18 Dec 2019

Image: © Ire DronePhotography/

SSE Renewables has announced plans to build a 100MW windfarm in the midlands that could power more than 50,000 homes annually.

Ireland’s onshore wind supply is set to be boosted with the construction of a 100MW windfarm at the Yellow River project outside Rhode, Co Offaly. SSE Renewables announced today (18 December) that it had acquired the site, which will host 29 turbines.

Preparation works have already commenced at the site, with construction expected to start late next year and an expected completion date of 2022. Around 80 construction jobs will be created during the project’s peak delivery.

SSE Renewables said that, once completed, the windfarm will be capable of generating enough renewable electricity to power more than 50,000 homes annually and offset more than 2m tonnes of carbon emissions during its 25-year lifespan.

“The acquisition of this large-scale, shovel-ready construction project further reinforces that position at a time when there is a renewed drive by Government to support the delivery of new renewable energy to meet the country’s 2030 climate action targets,” said Paul Cooley, director of capital projects at SSE Renewables.

“Yellow River windfarm will contribute towards our ambition of developing and building enough renewable energy capacity to treble annual output of renewable electricity to 30TWh by 2030.”

The company currently owns and operates 708MW of onshore wind capacity across the island with a pipeline of approximately 600MW in future onshore developments.

With offshore, SSE Renewables is currently developing the second phase of the Arklow Bank Wind Park off Co Wicklow, which can generate up to 800MW. It is also in the early stages of work on two new projects including the 800MW Braymore Point off the north-east coast and the 800MW Celtic Sea array off the south-east coast.
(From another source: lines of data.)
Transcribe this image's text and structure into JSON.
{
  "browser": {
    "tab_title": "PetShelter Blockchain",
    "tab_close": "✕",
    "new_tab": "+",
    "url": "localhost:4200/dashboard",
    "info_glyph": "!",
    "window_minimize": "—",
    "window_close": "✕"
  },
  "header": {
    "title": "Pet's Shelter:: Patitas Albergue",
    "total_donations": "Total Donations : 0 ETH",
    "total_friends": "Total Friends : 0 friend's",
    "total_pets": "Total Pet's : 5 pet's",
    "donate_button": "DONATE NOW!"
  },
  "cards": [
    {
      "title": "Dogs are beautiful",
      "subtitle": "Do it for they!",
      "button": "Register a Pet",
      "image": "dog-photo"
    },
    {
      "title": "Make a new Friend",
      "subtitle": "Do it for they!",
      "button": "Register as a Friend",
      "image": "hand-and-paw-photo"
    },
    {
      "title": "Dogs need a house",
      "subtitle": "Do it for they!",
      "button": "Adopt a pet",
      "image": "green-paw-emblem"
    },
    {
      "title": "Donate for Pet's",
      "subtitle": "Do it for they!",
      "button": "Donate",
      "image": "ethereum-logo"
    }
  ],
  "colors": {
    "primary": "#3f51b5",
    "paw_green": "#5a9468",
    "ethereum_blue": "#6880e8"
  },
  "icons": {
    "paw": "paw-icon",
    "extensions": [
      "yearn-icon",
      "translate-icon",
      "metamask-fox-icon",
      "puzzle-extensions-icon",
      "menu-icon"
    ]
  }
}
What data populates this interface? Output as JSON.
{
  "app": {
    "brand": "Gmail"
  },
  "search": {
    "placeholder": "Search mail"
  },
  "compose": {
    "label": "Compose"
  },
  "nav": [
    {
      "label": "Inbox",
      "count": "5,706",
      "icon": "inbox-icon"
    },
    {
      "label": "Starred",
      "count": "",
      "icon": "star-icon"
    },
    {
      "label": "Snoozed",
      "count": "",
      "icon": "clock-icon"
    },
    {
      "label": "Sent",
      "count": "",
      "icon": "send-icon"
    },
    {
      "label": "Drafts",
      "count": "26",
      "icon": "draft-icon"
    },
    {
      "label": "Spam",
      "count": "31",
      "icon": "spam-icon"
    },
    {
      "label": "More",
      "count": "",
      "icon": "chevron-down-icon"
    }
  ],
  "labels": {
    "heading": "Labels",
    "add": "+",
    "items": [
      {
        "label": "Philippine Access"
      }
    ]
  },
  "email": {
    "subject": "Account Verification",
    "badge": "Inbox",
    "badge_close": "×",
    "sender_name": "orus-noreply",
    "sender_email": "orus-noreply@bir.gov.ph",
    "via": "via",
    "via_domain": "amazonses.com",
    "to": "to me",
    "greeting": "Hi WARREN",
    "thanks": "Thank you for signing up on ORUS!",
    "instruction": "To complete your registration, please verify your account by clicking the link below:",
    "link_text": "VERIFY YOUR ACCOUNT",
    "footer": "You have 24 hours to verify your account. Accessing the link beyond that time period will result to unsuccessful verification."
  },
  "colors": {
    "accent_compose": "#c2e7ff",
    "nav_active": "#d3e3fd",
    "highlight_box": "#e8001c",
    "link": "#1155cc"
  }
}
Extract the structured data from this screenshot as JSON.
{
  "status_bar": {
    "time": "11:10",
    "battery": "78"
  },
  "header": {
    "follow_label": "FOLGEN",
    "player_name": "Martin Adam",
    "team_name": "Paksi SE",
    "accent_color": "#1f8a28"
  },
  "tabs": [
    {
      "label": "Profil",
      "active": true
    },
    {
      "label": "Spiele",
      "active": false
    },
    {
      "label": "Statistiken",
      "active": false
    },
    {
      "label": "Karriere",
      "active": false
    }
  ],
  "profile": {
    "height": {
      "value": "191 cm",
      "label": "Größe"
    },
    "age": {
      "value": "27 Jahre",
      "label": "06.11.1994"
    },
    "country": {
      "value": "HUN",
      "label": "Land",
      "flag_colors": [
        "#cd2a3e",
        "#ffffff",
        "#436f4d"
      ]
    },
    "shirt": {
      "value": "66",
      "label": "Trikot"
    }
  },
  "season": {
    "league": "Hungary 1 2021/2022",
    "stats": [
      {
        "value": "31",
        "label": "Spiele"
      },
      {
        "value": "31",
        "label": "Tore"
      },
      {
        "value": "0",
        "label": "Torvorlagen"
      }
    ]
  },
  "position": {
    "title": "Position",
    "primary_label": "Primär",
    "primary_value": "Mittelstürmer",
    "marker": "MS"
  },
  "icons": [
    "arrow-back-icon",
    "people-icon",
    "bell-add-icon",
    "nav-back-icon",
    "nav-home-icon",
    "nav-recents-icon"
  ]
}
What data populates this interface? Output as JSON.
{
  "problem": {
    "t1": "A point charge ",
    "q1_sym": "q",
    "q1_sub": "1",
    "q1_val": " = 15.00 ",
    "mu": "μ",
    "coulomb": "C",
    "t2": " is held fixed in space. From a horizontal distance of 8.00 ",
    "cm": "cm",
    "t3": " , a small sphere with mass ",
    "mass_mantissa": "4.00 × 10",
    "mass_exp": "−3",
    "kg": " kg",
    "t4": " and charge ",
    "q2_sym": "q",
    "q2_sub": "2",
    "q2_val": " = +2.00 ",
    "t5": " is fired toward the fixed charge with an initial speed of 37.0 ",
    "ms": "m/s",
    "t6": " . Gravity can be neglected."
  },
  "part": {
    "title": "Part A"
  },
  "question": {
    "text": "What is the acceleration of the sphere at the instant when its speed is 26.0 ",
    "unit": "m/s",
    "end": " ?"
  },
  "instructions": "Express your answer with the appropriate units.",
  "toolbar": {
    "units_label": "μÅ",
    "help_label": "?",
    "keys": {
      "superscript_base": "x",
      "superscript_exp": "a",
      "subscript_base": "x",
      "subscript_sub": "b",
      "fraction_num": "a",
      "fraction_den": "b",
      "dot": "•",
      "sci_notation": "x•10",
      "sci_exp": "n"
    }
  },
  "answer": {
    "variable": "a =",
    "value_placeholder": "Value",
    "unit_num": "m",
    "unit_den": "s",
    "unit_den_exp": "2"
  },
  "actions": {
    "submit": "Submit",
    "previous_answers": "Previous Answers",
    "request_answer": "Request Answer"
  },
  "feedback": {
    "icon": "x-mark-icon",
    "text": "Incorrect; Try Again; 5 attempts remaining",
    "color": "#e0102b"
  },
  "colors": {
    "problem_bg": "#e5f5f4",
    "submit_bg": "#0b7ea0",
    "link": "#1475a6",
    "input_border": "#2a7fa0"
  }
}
Other companies are also expanding their windfarm portfolio of late, with Greencoat Renewables purchasing the Killala site in Mayo for €37.2m in November, which will have a capacity of more than 20MW by the end of next year.

Colm Gorey was a senior journalist with Silicon Republic